OR WAIT 15 SECS
Contributing Editor Fred Gebhart works all over the world as a freelance writer and editor, but his home base is in San Francisco.
A recent report indicates that independent pharmacies are more prone to fraud and abuse than are chain stores.
Independent pharmacies are more likely to engage in fraud and abuse than chain pharmacies. That's the easy conclusion from the Office of the Inspector General of the Department of Health and Human Services. A report published in May 2012 found that 10.7% of independent pharmacies submitted questionable claims for Medicare Part D prescriptions in 2009. Among chain pharmacies, 1.3% submitted questionable claims.
"In total, 2,637 retail pharmacies had questionable Part D billing" in 2009, the OIG wrote. "While some of this billing may be legitimate, all pharmacies that bill for such extremely high amounts warrant further scrutiny."
The good news in the report is that OIG concluded that just 4% of the 59,307 retail pharmacies that billed Medicare Part D in 2009 submitted questionable claims.
"In any sector of healthcare, you will find fraudsters," said John Coster, PhD, RPh, senior vice president for Government Affairs for the National Community Pharmacists Association. "We would support digging deeper into the data to see if these pharmacies are providing appropriate patient care or if they are scamming the system."
The report does not directly charge pharmacies, independent or otherwise, with fraudulent or abusive practices. OIG noted that pharmacies serving pain clinic or hospital patients as well as those with older patients could have very legitimate reasons for billing outside national norms.
It simply says that 4% of pharmacies submitted claims that are questionable based on eight measures: the average amount billed per beneficiary, average number of prescriptions per beneficiary, average amount billed per prescriber, average number of prescriptions per prescriber, percent of prescriptions for Schedule II drugs, percent of prescriptions for Schedule III drugs, percent of prescriptions for brand name drugs, and percent of prescriptions for refills.
And of the pharmacies that submitted questionable billings, independents were eight times more likely than chain stores to show questionable charges.
Pharmacies in metro Miami were four times more likely to have dubious billings than in other parts of the country. The biggest problem: extremely high amounts per beneficiary. Ten Miami pharmacies billed an average of $8,000 or more per beneficiary, five times the national average. Miami pharmacies also billed for unusually high amounts of brand name drugs.

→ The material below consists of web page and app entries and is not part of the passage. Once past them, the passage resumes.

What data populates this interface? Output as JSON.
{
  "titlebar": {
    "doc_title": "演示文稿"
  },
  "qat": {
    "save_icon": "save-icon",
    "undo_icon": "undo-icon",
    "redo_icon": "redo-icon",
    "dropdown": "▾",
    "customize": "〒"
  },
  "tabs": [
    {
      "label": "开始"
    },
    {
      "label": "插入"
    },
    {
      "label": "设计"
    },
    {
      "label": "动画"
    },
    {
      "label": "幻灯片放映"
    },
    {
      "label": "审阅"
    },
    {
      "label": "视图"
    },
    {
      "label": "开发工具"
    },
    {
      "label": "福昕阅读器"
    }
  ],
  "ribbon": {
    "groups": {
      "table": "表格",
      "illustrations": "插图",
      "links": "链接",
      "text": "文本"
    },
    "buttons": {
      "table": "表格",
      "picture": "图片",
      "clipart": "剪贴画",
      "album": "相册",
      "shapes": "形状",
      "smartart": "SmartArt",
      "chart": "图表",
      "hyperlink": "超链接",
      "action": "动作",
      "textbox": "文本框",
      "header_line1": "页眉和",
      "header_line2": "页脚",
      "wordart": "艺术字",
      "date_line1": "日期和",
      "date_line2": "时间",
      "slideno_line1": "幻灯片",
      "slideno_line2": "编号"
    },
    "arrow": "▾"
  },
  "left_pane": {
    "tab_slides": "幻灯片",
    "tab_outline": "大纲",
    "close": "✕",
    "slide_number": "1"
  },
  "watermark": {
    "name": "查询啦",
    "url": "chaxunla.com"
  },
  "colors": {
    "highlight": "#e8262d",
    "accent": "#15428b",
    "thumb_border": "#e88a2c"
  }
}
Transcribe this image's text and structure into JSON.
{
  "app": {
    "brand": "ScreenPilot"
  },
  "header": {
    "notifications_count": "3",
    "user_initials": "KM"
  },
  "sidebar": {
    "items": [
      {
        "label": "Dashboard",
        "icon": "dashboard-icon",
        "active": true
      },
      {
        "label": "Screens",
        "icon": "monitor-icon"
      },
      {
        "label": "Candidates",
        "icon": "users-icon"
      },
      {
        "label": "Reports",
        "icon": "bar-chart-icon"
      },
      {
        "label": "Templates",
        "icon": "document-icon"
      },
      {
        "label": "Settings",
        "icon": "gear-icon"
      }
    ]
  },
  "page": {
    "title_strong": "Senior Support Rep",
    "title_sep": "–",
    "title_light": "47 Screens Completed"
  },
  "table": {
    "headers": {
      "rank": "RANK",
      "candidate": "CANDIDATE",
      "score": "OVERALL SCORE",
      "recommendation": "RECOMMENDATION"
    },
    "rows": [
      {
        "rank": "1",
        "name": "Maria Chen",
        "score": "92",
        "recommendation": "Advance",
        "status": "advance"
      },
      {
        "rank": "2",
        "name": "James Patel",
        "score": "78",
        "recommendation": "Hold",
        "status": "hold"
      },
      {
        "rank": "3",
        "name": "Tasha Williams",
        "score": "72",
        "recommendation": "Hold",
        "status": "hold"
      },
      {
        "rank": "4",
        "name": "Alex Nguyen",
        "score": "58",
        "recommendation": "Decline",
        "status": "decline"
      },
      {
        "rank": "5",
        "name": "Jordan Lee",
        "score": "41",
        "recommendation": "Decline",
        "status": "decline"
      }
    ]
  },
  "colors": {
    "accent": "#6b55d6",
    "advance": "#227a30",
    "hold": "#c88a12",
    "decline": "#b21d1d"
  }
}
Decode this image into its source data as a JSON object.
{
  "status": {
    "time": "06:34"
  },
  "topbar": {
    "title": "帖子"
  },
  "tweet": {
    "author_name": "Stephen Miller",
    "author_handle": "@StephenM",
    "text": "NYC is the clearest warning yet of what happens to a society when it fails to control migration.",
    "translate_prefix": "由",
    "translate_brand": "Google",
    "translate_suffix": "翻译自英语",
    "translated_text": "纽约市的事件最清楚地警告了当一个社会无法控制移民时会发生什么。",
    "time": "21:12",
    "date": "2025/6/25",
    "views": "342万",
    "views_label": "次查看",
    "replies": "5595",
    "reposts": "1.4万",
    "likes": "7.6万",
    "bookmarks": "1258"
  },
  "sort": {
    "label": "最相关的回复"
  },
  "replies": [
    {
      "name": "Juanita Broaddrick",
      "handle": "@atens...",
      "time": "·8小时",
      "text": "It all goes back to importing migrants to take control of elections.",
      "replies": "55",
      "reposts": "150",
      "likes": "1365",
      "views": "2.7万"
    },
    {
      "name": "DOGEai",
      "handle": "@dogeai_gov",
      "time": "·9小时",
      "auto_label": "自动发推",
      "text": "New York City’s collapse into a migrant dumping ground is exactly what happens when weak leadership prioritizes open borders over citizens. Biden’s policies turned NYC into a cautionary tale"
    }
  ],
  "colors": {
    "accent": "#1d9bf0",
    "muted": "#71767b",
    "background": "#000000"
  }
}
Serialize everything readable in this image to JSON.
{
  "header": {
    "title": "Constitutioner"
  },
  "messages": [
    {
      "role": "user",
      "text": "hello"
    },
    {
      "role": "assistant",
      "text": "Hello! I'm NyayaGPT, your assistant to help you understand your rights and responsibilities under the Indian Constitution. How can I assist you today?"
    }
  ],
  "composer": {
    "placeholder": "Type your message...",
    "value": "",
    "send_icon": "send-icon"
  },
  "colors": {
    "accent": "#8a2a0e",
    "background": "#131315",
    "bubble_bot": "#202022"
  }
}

Pharmacies in Los Angeles and Detroit were about 2.5 times more likely to submit questionable billings. The major problem in Los Angeles was excessive brand-name billing. Detroit pharmacies overbilled for Schedule III products, most often hydrocodone-acetaminophen combinations.
Pharmacies in New York, Baltimore, and Tampa were twice as likely to submit questionable billings as the national average. New York saw major problems with excessive billings per beneficiary and a high percentage of brand-name drugs. In Baltimore and Tampa, the problem was with excessive Schedule II billings, primarily oxycodone (OxyContin, Purdue).
The report created a few immediate headlines linking independent pharmacy with fraud. Both the National Association of Chain Drug Stores and the Academy of Managed Care Pharmacy declined to comment on the findings.
While OIG said it would refer the questionable pharmacies to CMS for further investigation, the report said CMS' own lack of oversight was the major culprit.
"Our findings indicate vulnerabilities in the oversight of the Part D program," OIG wrote. "Prior reports have also found evidence of these vulnerabilities...Together, these findings call for a strong response to improve Part D oversight."
CMS agreed that it needed to strengthen pharmacy oversight and review, provide additional guidance to Part D plan sponsors on monitoring pharmacy billing, further strengthen compliance plan audits, and follow up on questionable billings identified by the report.
The agency agreed in part with recommendations to require plan sponsors to refer potential fraud and abuse incidents for further investigation and to develop fraud and abuse risk scores for individual pharmacies.